IF YOU THINK YOU'VE NEVER HEARD CARL VERHEYEN, YOU'RE PROBABLY MISTAKEN. Whether it's major motion pictures such as Ratatouille and The Usual Suspects, hit shows such Seinfeld and Cheers, or songs by Supertramp, the Bee Gees, and countless other rock and soul stars, the versatile Southern California guitarist has been an audible part of the soundtrack of American culture for decades now. This lesson finds the stage and studio ace doing something he's quite passionate about--helping guitarists break out of scales and other confining fretboard patterns so they can improvise compelling melodies and discover their own sound.--Jude Gold
"Do whatever you want, but make it melodic."
I've heard these words over the years at countless recording sessions and live shows. Even when bandleaders or producers want you to shred with all the fire you can bring, melodic playing is still at the top of their list. We all know that a strong melodic statement is something that lasts, becomes a hook, and sticks in the listener's mind, but for whatever reason, the ability to play melodically is not easily taught. Instead, it's absorbed into your improvising skills. There are no shortcuts to learning this concept, but I can help get you started.
Ask ten guitarists to define melodic playing and you'll get ten different answers. A lot of those differences come down to musical taste, so let me start by giving you my definition. I believe melody is derived from the combination of intervals, especially those intervals that are wider than seconds. That's because seconds--whether minor (a half-step) or major (a whole-step)--are, for the most part, what make up scales. Play these small intervals in a solo, and you sound like you're running up and down scales. To my ears--to most people's ears, I'd argue--this is not really melodic playing.
Many instrumentalists advance their technique and learn harmony by working with scales. This is all good in the beginning when we are still trying to remember that the key of A[flat] has four flats, or that A major has three sharps. But after that knowledge has become second nature we need to think beyond the sequential order of the scales and begin seeing them as independent tonal centers.
LEARN YOUR LINES
A solo based on scale playing sounds like practicing. Guitarists more so than other musicians are guilty of scalar playing because they are typically taught to play in patterns and in specific positions. The good players go on to make the connections between positions, but many are what I call "single-position, top-three-strings" players. You can immediately hear that they don't take in the entire guitar, and that their range is limited.

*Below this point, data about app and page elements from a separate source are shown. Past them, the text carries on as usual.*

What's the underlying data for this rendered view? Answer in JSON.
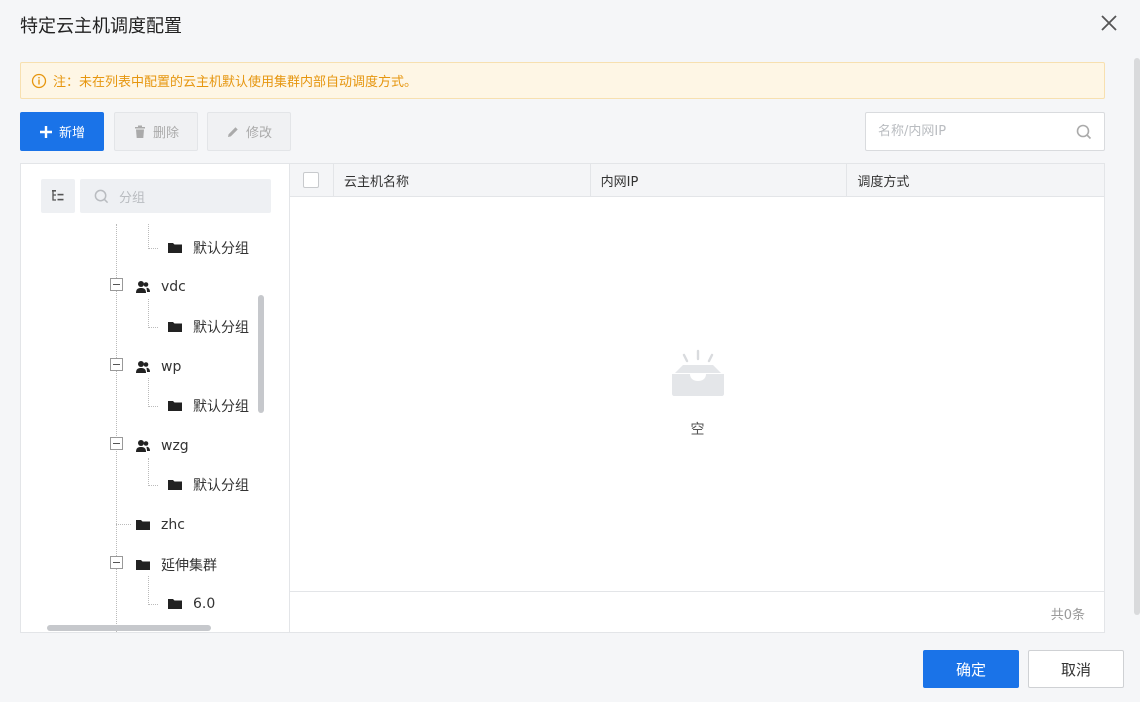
{
  "dialog": {
    "title": "特定云主机调度配置",
    "notice": "注：未在列表中配置的云主机默认使用集群内部自动调度方式。"
  },
  "toolbar": {
    "add_label": "新增",
    "delete_label": "删除",
    "edit_label": "修改",
    "search_placeholder": "名称/内网IP"
  },
  "tree": {
    "search_placeholder": "分组",
    "nodes": [
      {
        "label": "默认分组",
        "type": "folder"
      },
      {
        "label": "vdc",
        "type": "user-group",
        "expanded": true
      },
      {
        "label": "默认分组",
        "type": "folder"
      },
      {
        "label": "wp",
        "type": "user-group",
        "expanded": true
      },
      {
        "label": "默认分组",
        "type": "folder"
      },
      {
        "label": "wzg",
        "type": "user-group",
        "expanded": true
      },
      {
        "label": "默认分组",
        "type": "folder"
      },
      {
        "label": "zhc",
        "type": "folder"
      },
      {
        "label": "延伸集群",
        "type": "folder",
        "expanded": true
      },
      {
        "label": "6.0",
        "type": "folder"
      }
    ]
  },
  "table": {
    "columns": [
      "云主机名称",
      "内网IP",
      "调度方式"
    ],
    "empty_text": "空",
    "total_text": "共0条"
  },
  "footer": {
    "ok_label": "确定",
    "cancel_label": "取消"
  },
  "colors": {
    "primary": "#1a73e8",
    "notice_text": "#e6960f",
    "notice_bg": "#fef6e5"
  }
}
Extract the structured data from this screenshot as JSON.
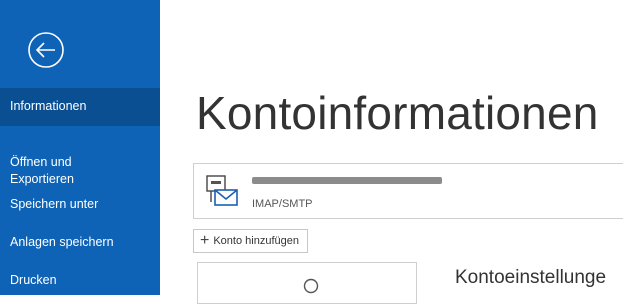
{
  "sidebar": {
    "back_icon": "back-arrow-circle-icon",
    "items": [
      {
        "label": "Informationen",
        "active": true
      },
      {
        "label": "Öffnen und\nExportieren",
        "active": false
      },
      {
        "label": "Speichern unter",
        "active": false
      },
      {
        "label": "Anlagen speichern",
        "active": false
      },
      {
        "label": "Drucken",
        "active": false
      }
    ]
  },
  "main": {
    "title": "Kontoinformationen",
    "account": {
      "type": "IMAP/SMTP",
      "icon": "mail-account-icon"
    },
    "add_account_label": "Konto hinzufügen",
    "settings_tile_icon": "search-icon",
    "settings_title": "Kontoeinstellunge"
  },
  "colors": {
    "sidebar": "#0f63b6",
    "sidebar_active": "#0b4f93",
    "icon_accent": "#1a5fb4"
  }
}
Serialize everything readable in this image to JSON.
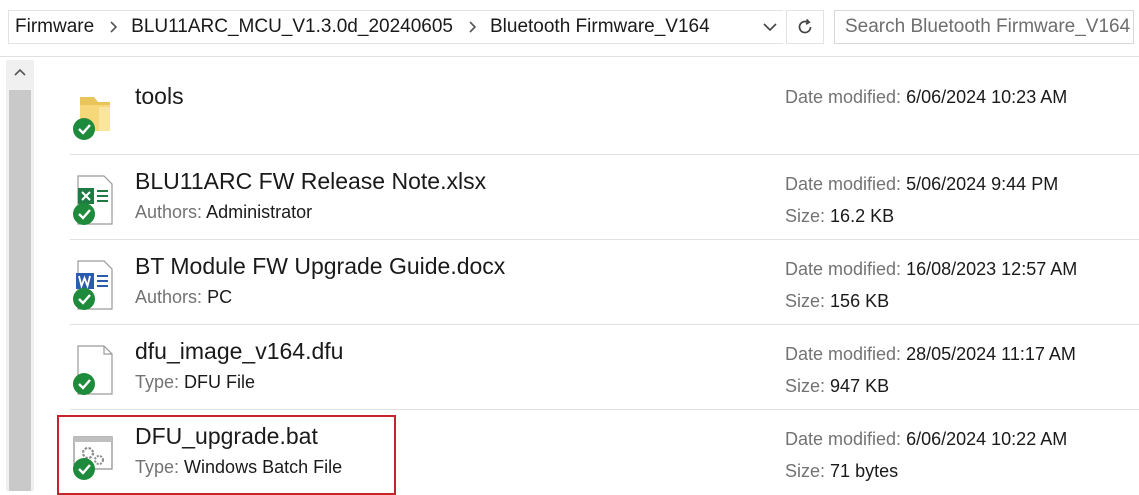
{
  "address": {
    "crumbs": [
      "Firmware",
      "BLU11ARC_MCU_V1.3.0d_20240605",
      "Bluetooth Firmware_V164"
    ],
    "search_placeholder": "Search Bluetooth Firmware_V164"
  },
  "files": [
    {
      "name": "tools",
      "icon": "folder-icon",
      "date_label": "Date modified:",
      "date": "6/06/2024 10:23 AM"
    },
    {
      "name": "BLU11ARC FW Release Note.xlsx",
      "icon": "excel-file-icon",
      "meta_label": "Authors:",
      "meta_value": "Administrator",
      "date_label": "Date modified:",
      "date": "5/06/2024 9:44 PM",
      "size_label": "Size:",
      "size": "16.2 KB"
    },
    {
      "name": "BT Module FW Upgrade Guide.docx",
      "icon": "word-file-icon",
      "meta_label": "Authors:",
      "meta_value": "PC",
      "date_label": "Date modified:",
      "date": "16/08/2023 12:57 AM",
      "size_label": "Size:",
      "size": "156 KB"
    },
    {
      "name": "dfu_image_v164.dfu",
      "icon": "generic-file-icon",
      "meta_label": "Type:",
      "meta_value": "DFU File",
      "date_label": "Date modified:",
      "date": "28/05/2024 11:17 AM",
      "size_label": "Size:",
      "size": "947 KB"
    },
    {
      "name": "DFU_upgrade.bat",
      "icon": "batch-file-icon",
      "meta_label": "Type:",
      "meta_value": "Windows Batch File",
      "date_label": "Date modified:",
      "date": "6/06/2024 10:22 AM",
      "size_label": "Size:",
      "size": "71 bytes"
    }
  ],
  "colors": {
    "sync_ok": "#1d8a3c",
    "highlight_border": "#c4242a",
    "excel": "#1f7a43",
    "word": "#2b5cab"
  }
}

Melodic playing begins with a tasteful reordering of the notes in the scale or tonal center. You make the split-second decision as to which note should follow the last one you played, and your ability to do this on the fly is what defines you as an improviser. But what about faster tempos? Or sixteenth-notes at a medium tempo? This is where my concept of composing, transposing, and practicing one's own lines comes in.
Many years ago I read an article in Keyboard magazine by Chick Corea. He stated that the best of us are only truly improvising 30 percent of the time, and that the rest of the time we're playing stuff we know, things we've worked out. I took this concept to heart and began to work out as much harmonic material as I could. I filled many notebooks with lines for major, minor, and dominant chords and learned to connect them in every key all over the guitar. John McLaughlin, another one of my heroes, says that on a good night we play the things we know until we're warmed up enough physically and mentally to play the things we don't know.
Therefore, it makes sense to have a catalog of major, minor, and dominant lines available in all 12 keys. …